• _WHAT NEEDS TO BE DONE_: Find the word "frolic" in the data below and copy each line that holds it.

[Dataset rows for apps and sites]
- - - -

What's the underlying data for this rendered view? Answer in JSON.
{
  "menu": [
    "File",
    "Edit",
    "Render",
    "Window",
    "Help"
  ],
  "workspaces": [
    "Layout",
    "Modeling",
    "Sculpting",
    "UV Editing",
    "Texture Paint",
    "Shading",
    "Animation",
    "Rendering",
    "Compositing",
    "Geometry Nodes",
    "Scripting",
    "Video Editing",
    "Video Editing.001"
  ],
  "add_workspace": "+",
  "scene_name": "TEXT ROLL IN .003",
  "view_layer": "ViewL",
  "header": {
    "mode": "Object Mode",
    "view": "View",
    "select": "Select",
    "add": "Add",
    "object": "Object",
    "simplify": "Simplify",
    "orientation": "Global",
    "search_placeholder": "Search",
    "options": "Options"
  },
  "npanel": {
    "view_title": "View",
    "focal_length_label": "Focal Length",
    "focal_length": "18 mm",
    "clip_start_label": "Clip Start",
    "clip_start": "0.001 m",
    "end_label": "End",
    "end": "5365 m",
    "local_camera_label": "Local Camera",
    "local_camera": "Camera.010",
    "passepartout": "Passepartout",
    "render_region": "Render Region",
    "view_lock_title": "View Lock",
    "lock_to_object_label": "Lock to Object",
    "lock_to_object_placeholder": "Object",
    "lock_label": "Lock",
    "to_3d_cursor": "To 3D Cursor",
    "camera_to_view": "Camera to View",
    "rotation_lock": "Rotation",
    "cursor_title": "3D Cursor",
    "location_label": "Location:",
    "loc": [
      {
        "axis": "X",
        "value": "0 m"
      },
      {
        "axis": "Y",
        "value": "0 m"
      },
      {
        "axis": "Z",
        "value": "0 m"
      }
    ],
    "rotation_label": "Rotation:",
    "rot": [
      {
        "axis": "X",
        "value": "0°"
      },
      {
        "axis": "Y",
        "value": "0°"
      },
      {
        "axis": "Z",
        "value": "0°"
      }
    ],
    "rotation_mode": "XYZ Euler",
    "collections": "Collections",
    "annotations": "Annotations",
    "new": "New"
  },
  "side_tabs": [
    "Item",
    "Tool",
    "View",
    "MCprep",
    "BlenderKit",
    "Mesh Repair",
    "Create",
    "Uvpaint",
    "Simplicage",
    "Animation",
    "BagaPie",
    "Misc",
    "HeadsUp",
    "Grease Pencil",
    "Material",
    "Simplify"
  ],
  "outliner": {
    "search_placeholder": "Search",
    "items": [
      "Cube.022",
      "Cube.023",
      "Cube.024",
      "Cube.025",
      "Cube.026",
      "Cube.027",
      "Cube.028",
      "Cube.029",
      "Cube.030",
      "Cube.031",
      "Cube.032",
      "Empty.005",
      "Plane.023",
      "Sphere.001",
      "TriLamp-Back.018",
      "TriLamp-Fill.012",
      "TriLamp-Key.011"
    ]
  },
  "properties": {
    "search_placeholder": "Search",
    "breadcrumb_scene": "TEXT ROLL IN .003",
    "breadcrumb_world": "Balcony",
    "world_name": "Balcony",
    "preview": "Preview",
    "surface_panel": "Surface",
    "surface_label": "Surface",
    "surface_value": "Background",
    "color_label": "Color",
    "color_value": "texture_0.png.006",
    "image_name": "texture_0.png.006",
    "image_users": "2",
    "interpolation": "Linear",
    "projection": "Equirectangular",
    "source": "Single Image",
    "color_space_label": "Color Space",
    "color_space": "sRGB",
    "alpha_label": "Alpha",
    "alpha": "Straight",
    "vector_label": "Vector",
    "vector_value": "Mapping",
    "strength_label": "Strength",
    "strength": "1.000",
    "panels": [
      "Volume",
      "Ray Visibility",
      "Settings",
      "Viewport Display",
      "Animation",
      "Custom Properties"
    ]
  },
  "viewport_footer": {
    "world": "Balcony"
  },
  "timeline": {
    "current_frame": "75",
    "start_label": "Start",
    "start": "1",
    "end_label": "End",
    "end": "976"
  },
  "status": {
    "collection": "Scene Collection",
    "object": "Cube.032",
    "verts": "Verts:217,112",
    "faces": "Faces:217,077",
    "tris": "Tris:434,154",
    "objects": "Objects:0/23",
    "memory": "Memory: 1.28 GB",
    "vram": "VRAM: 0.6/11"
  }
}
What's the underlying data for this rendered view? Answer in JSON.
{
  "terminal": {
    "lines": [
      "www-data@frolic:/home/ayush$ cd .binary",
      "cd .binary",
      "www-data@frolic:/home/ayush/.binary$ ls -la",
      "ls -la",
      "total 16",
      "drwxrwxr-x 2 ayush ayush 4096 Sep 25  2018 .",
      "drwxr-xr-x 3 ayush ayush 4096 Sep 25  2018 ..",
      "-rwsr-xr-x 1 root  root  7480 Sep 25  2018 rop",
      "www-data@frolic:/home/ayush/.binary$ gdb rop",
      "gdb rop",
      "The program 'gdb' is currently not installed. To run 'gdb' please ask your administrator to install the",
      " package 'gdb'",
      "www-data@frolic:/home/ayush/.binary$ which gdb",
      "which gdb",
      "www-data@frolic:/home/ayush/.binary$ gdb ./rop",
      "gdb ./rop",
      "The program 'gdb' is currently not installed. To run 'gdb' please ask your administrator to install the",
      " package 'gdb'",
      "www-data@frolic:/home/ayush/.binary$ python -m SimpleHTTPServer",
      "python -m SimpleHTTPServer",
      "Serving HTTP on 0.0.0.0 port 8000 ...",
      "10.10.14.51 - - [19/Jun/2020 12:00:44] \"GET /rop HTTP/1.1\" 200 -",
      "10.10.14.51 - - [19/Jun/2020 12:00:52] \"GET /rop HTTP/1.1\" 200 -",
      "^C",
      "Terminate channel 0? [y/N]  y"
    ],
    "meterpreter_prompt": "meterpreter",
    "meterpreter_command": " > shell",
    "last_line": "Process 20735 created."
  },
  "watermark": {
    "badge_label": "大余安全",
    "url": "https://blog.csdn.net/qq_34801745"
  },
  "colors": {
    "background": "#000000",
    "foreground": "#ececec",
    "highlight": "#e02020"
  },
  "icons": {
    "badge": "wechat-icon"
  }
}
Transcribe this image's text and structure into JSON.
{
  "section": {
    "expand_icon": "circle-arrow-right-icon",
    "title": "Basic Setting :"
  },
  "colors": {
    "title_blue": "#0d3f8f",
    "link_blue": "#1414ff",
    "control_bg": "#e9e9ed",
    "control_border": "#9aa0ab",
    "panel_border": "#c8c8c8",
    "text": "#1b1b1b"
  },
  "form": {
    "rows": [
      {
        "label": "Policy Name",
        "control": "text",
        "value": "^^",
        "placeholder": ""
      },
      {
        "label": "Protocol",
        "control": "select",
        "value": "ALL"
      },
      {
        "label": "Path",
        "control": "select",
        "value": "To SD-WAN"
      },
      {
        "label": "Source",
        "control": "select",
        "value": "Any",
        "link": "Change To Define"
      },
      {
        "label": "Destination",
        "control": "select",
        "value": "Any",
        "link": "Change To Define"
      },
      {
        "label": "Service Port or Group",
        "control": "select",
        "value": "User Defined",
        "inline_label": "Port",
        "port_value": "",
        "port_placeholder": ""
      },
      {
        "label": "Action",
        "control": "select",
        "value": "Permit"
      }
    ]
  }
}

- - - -

• _TASK RESPONSE_:
      "www-data@frolic:/home/ayush$ cd .binary",
      "www-data@frolic:/home/ayush/.binary$ ls -la",
      "www-data@frolic:/home/ayush/.binary$ gdb rop",
      "www-data@frolic:/home/ayush/.binary$ which gdb",
      "www-data@frolic:/home/ayush/.binary$ gdb ./rop",
      "www-data@frolic:/home/ayush/.binary$ python -m SimpleHTTPServer",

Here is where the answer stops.